Here are some links I found to help all the beginners.







To all our beginners, have patience and remember that when you learn how to knit, and this is the first step, you'll be able to make clothing for your family, that will last for many years.  If you get stuck, put a comment in here or IG and one of us knitters will come along and help you start again.    Happy knitting everyone.  ๐Ÿงถ


Weekend Reading

18 December 2020

This will be my last blog post for a while. I'm having a break over Christmas and will come back when I'm rested and ready to go again. Next year will be my 14th year blogging about how we live. In the beginning, knowing I wanted to write about making beds, washing up, housework and budgeting, I wondered if my blog would last 14 weeks. But it's still here and so are you and for that, I'm truly grateful.


Happy holidays from Gracie!

My sister sent this photo during the week. The Down to Earth paperback in the window of a bookshop near where she lives.

My sincere thanks to everyone who bought my books this year. It's an important part of our income now and 10 per cent of what you pay for one of my books comes to us and helps us live our chosen life here. Thanks also to all the readers who continue to visit.  Without you, this blog would not be here.

My tomatoes were growing in the bush house last week. This is what happens when you don't stake them early enough and it rains for 12 hours.


Munstead Wood standard rose growing in the back garden.



This has been the strangest year I've ever lived through. We aren't locked down now but we have been in the past and I know it's difficult shopping for food, going to the doctor and taking children to and from school. Staying at home helped stop the spread of Covid here and although there's a spike in Covid in Sydney this morning, we have almost no restrictions where I live. Hanno and I are still cautious and stay at home most of the time. What frightens me is how quickly it spreads and, as Sydney is showing us now, it goes from zero to five to 17 in less than a day.

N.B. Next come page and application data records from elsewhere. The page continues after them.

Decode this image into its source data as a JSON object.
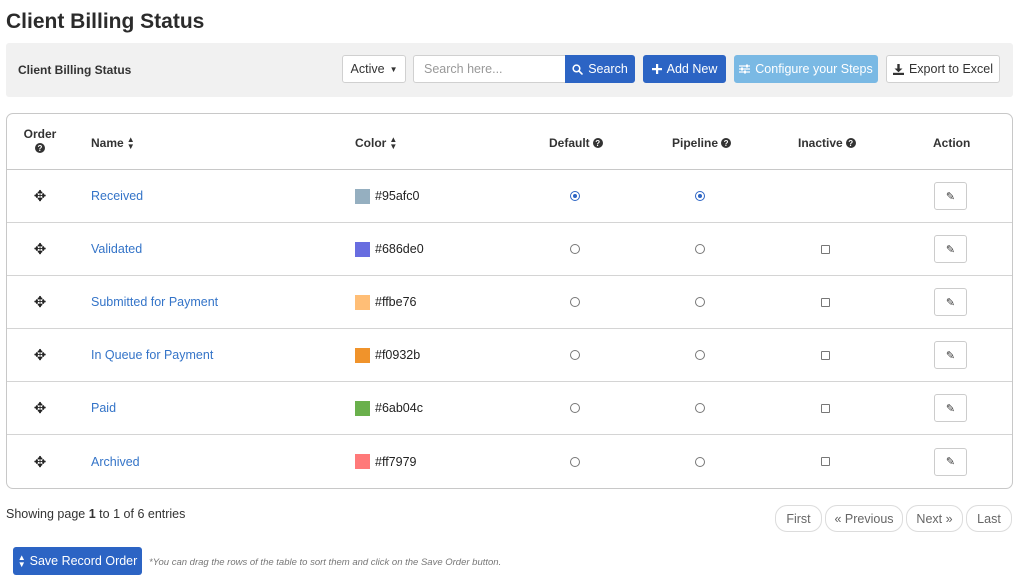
{
  "page": {
    "title": "Client Billing Status"
  },
  "toolbar": {
    "title": "Client Billing Status",
    "filter_label": "Active",
    "search_placeholder": "Search here...",
    "search_label": "Search",
    "add_label": "Add New",
    "configure_label": "Configure your Steps",
    "export_label": "Export to Excel"
  },
  "table": {
    "headers": {
      "order": "Order",
      "name": "Name",
      "color": "Color",
      "default": "Default",
      "pipeline": "Pipeline",
      "inactive": "Inactive",
      "action": "Action"
    },
    "rows": [
      {
        "name": "Received",
        "color": "#95afc0",
        "default": true,
        "pipeline": true,
        "inactive_shown": false
      },
      {
        "name": "Validated",
        "color": "#686de0",
        "default": false,
        "pipeline": false,
        "inactive_shown": true
      },
      {
        "name": "Submitted for Payment",
        "color": "#ffbe76",
        "default": false,
        "pipeline": false,
        "inactive_shown": true
      },
      {
        "name": "In Queue for Payment",
        "color": "#f0932b",
        "default": false,
        "pipeline": false,
        "inactive_shown": true
      },
      {
        "name": "Paid",
        "color": "#6ab04c",
        "default": false,
        "pipeline": false,
        "inactive_shown": true
      },
      {
        "name": "Archived",
        "color": "#ff7979",
        "default": false,
        "pipeline": false,
        "inactive_shown": true
      }
    ]
  },
  "pagination": {
    "info_prefix": "Showing page",
    "current_page": "1",
    "to_word": "to",
    "last_page": "1",
    "of_word": "of",
    "entries_text": "6 entries",
    "first": "First",
    "previous": "« Previous",
    "next": "Next »",
    "last": "Last"
  },
  "footer": {
    "save_label": "Save Record Order",
    "hint": "*You can drag the rows of the table to sort them and click on the Save Order button."
  },
  "icons": {
    "search": "search-icon",
    "add": "plus-icon",
    "configure": "sliders-icon",
    "export": "download-icon",
    "drag": "move-icon",
    "edit": "edit-icon",
    "sort": "sort-icon",
    "info": "question-circle-icon"
  },
  "colors": {
    "primary": "#2c64c4",
    "link": "#3474c8",
    "configure": "#7ab9e4"
  }
}
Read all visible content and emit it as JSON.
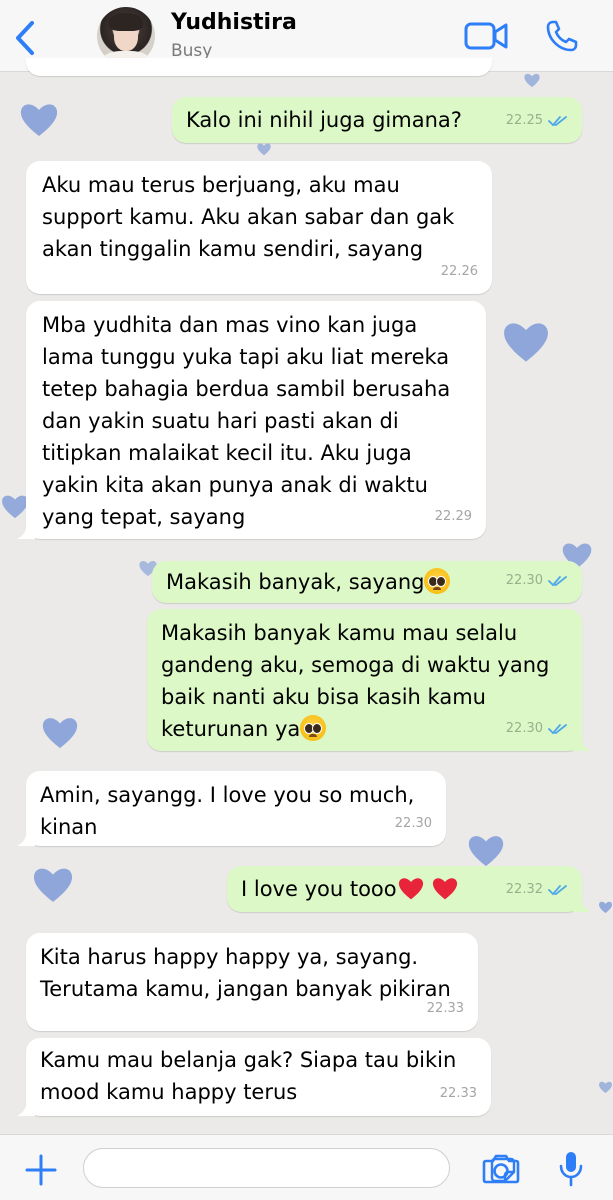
{
  "header": {
    "contact_name": "Yudhistira",
    "status": "Busy"
  },
  "colors": {
    "accent": "#2d7ef7",
    "outgoing_bubble": "#dcf8c6",
    "incoming_bubble": "#ffffff",
    "read_tick": "#4fa8e8",
    "heart": "#6f8fd4"
  },
  "messages": [
    {
      "direction": "out",
      "text": "Kalo ini nihil juga gimana?",
      "time": "22.25",
      "read": true
    },
    {
      "direction": "in",
      "text": "Aku mau terus berjuang, aku mau\nsupport kamu. Aku akan sabar dan gak\nakan tinggalin kamu sendiri, sayang",
      "time": "22.26"
    },
    {
      "direction": "in",
      "text": "Mba yudhita dan mas vino kan juga\nlama tunggu yuka tapi aku liat mereka\ntetep bahagia berdua sambil berusaha\ndan yakin suatu hari pasti akan di\ntitipkan malaikat kecil itu. Aku juga\nyakin kita akan punya anak di waktu\nyang tepat, sayang",
      "time": "22.29"
    },
    {
      "direction": "out",
      "text": "Makasih banyak, sayang",
      "emoji": "pleading-face",
      "time": "22.30",
      "read": true
    },
    {
      "direction": "out",
      "text": "Makasih banyak kamu mau selalu\ngandeng aku, semoga di waktu yang\nbaik nanti aku bisa kasih kamu\nketurunan ya",
      "emoji": "pleading-face",
      "time": "22.30",
      "read": true
    },
    {
      "direction": "in",
      "text": "Amin, sayangg. I love you so much,\nkinan",
      "time": "22.30"
    },
    {
      "direction": "out",
      "text": "I love you tooo",
      "emoji": "red-heart x2",
      "time": "22.32",
      "read": true
    },
    {
      "direction": "in",
      "text": "Kita harus happy happy ya, sayang.\nTerutama kamu, jangan banyak pikiran",
      "time": "22.33"
    },
    {
      "direction": "in",
      "text": "Kamu mau belanja gak? Siapa tau bikin\nmood kamu happy terus",
      "time": "22.33"
    }
  ],
  "input": {
    "placeholder": "",
    "icons": [
      "plus-icon",
      "sticker-icon",
      "camera-icon",
      "microphone-icon"
    ]
  }
}
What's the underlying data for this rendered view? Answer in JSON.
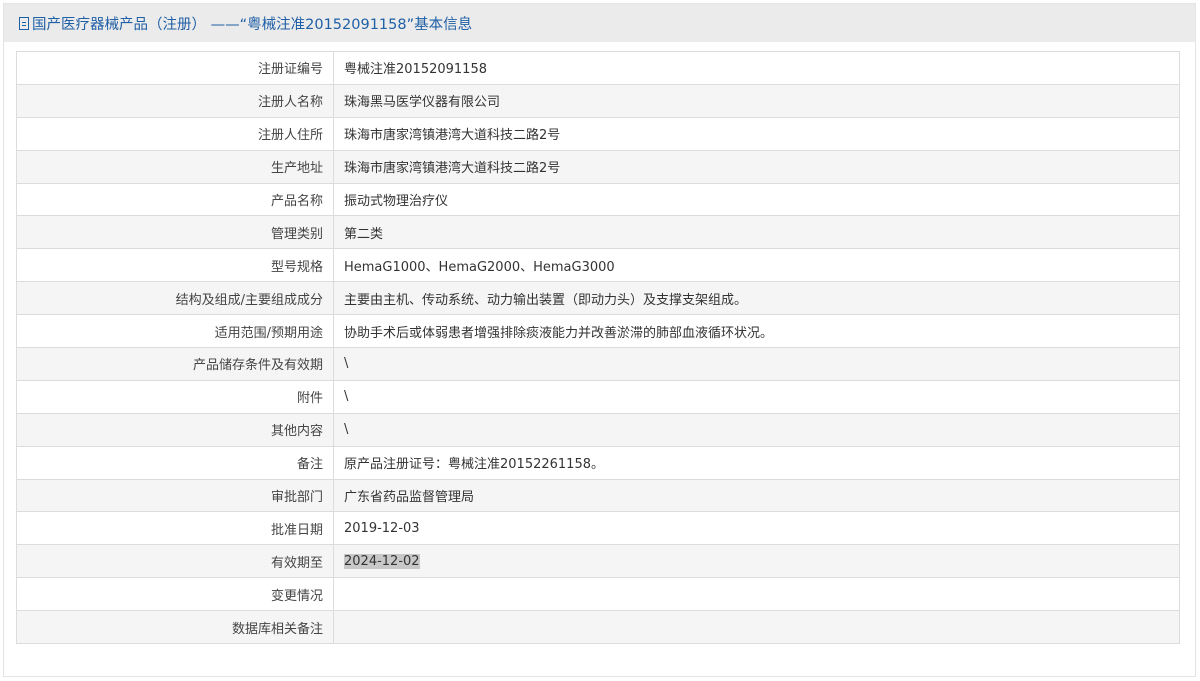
{
  "header": {
    "icon": "document-icon",
    "title": "国产医疗器械产品（注册） ——“粤械注准20152091158”基本信息"
  },
  "rows": [
    {
      "label": "注册证编号",
      "value": "粤械注准20152091158"
    },
    {
      "label": "注册人名称",
      "value": "珠海黑马医学仪器有限公司"
    },
    {
      "label": "注册人住所",
      "value": "珠海市唐家湾镇港湾大道科技二路2号"
    },
    {
      "label": "生产地址",
      "value": "珠海市唐家湾镇港湾大道科技二路2号"
    },
    {
      "label": "产品名称",
      "value": "振动式物理治疗仪"
    },
    {
      "label": "管理类别",
      "value": "第二类"
    },
    {
      "label": "型号规格",
      "value": "HemaG1000、HemaG2000、HemaG3000"
    },
    {
      "label": "结构及组成/主要组成成分",
      "value": "主要由主机、传动系统、动力输出装置（即动力头）及支撑支架组成。"
    },
    {
      "label": "适用范围/预期用途",
      "value": "协助手术后或体弱患者增强排除痰液能力并改善淤滞的肺部血液循环状况。"
    },
    {
      "label": "产品储存条件及有效期",
      "value": "\\"
    },
    {
      "label": "附件",
      "value": "\\"
    },
    {
      "label": "其他内容",
      "value": "\\"
    },
    {
      "label": "备注",
      "value": "原产品注册证号：粤械注准20152261158。"
    },
    {
      "label": "审批部门",
      "value": "广东省药品监督管理局"
    },
    {
      "label": "批准日期",
      "value": "2019-12-03"
    },
    {
      "label": "有效期至",
      "value": "2024-12-02"
    },
    {
      "label": "变更情况",
      "value": ""
    },
    {
      "label": "数据库相关备注",
      "value": ""
    }
  ]
}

And many people don't have symptoms when they're tested but they have the virus. 

If you're locked down, I get it, it's hard but so is this virus. Keep hanging on, stay at home, be safe and wear a mask when you go out. Keep hand sanitiser and masks in your car or if you usually walk or use public transport, always have a mask and hand sanitiser in your bag. 

Use the time at home to think about your life and how you want to go forward. I'm pretty sure things will change after this, I really hope our governments will lead us towards a sustainable, less commercial, pollution-free future where businesses think about the environment as well as profit margins. It's a good idea to contact your local member of parliament too and ask how they and their party intend to protect the environment while we recover from Covid. But it's up to us to make our own personal changes too and now is a very good time to think about what we can change and improve in our own spaces. I use the plural 'spaces' because as well as being at home, most of us are also in our workplace, schools, parents homes, library and various indoor venues and these spaces must be safe for you as well.

Cecile Brunner rose growing over the chook fence.

Here is the last 2020 reading list. There are some lovely links here and I hope you enjoy them as much as I did. 



So that's it for another year, my friends. Enjoy the holiday season, look after yourself, rest, think, play and come back ready for what might be another challenging year. Make the most of the time you have with your family in your safe haven.  

Hanno, Gracie and I send love to you across the miles. ๐Ÿ’œ